Binsheng Gong, PhD
Staff Fellow, Division of Bioinformatics and Biostatistics, FDA-NCTR
Joshua Xu, PhD
Branch Chief for Research-to-Review — Division of Bioinformatics and Biostatistics, FDA-NCTR and Executive Secretary, MAQC Society
April 6, 2021, 11:00 am - 12:00 Noon ET
Evaluating the Analytical Validity of Circulating Tumor DNA Sequencing for Precision Oncology
April 7, 2021, 11:00 am - 12:00 Noon ET
Robust Cancer Mutation Detection with Deep Learning Models Derived from Tumor-Normal Sequencing Data
Mohammad Sahraeian, PhD
Senior Bioinformatics Scientist, Roche Sequencing Solutions
Christopher Mason, PhD
Associate Professor; Director, WorldQuant Initiative for Quantitative Prediction Physiology and Biophysics/Feil Family Brain and Mind Institute/Institute for Computational Biomedicine, Weill Cornell Medicine
April 13, 2021, 11:00 am - 12:00 Noon ET
The Epigenome Quality Control (EpiQC) Project
April 14, 2021, 11:00 am - 12:00 Noon ET
Multi-Platform Assessment of DNA Sequencing Performance using Human and Bacterial Reference Genomes in the ABRF Next-Generation Sequencing Study
With a background in evolutionary biology, I researched for my PhD the phylogenomics of Myxozoa, a group of bizarre, microscopic endoparasites of economically critical fish (among other hosts) around the world.
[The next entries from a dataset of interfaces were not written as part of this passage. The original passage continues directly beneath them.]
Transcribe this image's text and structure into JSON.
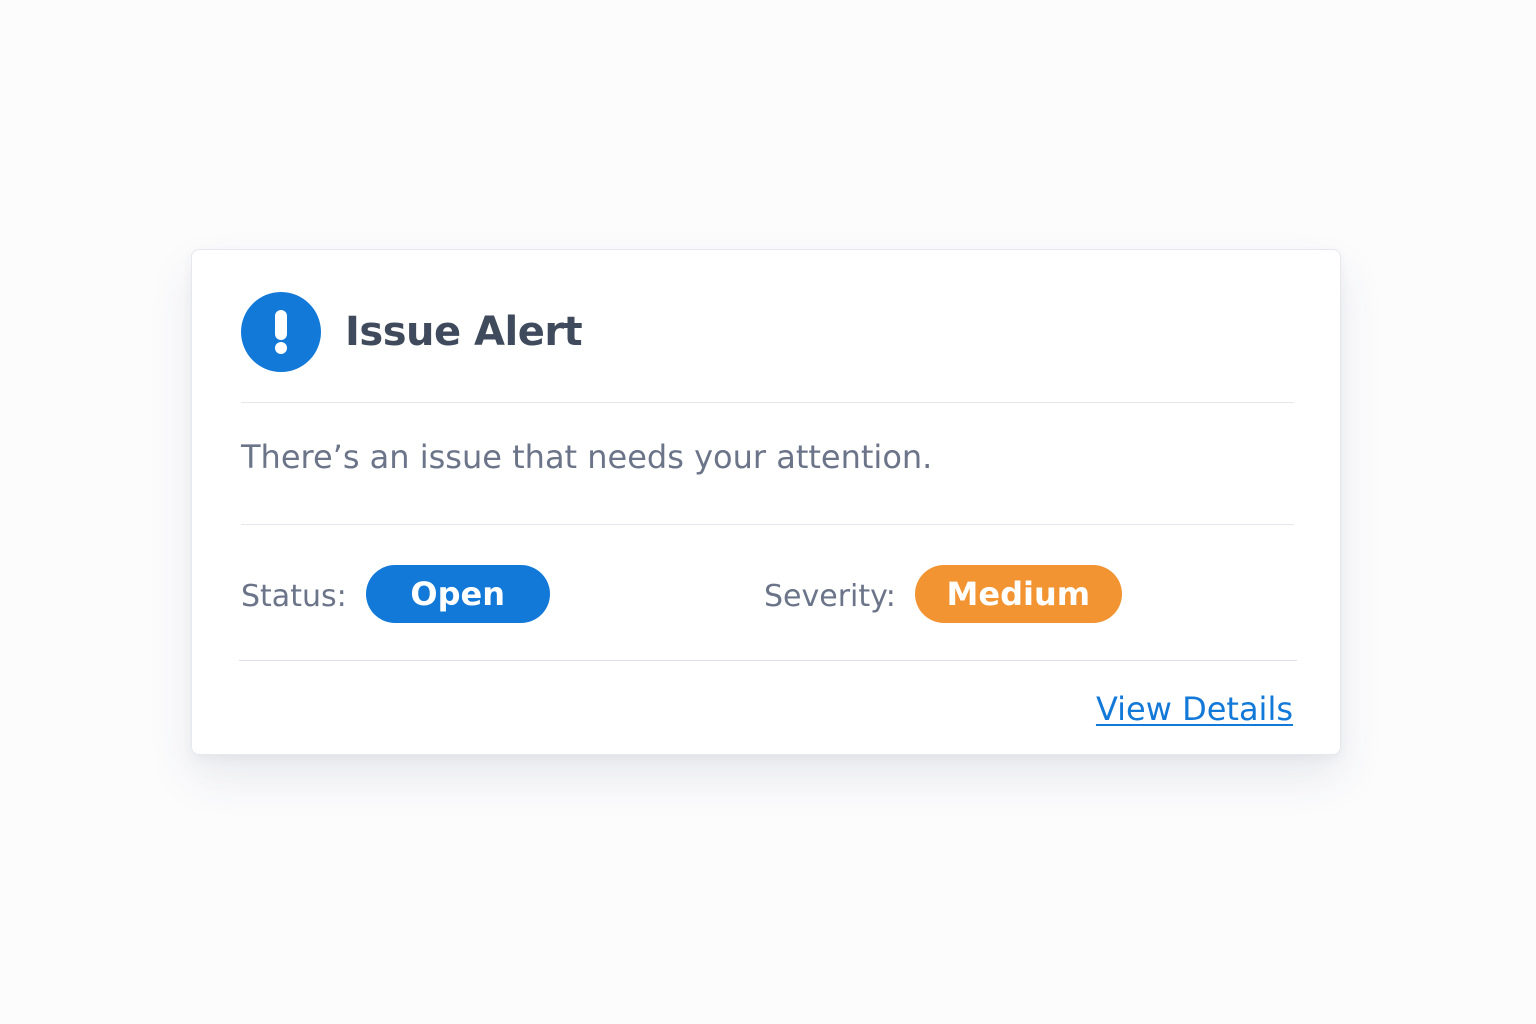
{
  "alert": {
    "title": "Issue Alert",
    "icon": "exclamation-circle-icon",
    "message": "There’s an issue that needs your attention.",
    "status": {
      "label": "Status:",
      "value": "Open",
      "color": "#1279d9"
    },
    "severity": {
      "label": "Severity:",
      "value": "Medium",
      "color": "#f29432"
    },
    "link": {
      "label": "View Details",
      "color": "#1279d9"
    }
  }
}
I explored the genomic underpinnings of how myxozoans, whose closest living relatives are medusozoans (jellyfish, hydras, cube jellies), became so radically different in biology, ecology, and life history.
Jonathan Foox, PhD
Research Associate in Computational Biomedicine, Weill Cornell Medicine
Huixiao Hong, PhD
Chief, Bioinformatics Branch, FDA-NCTR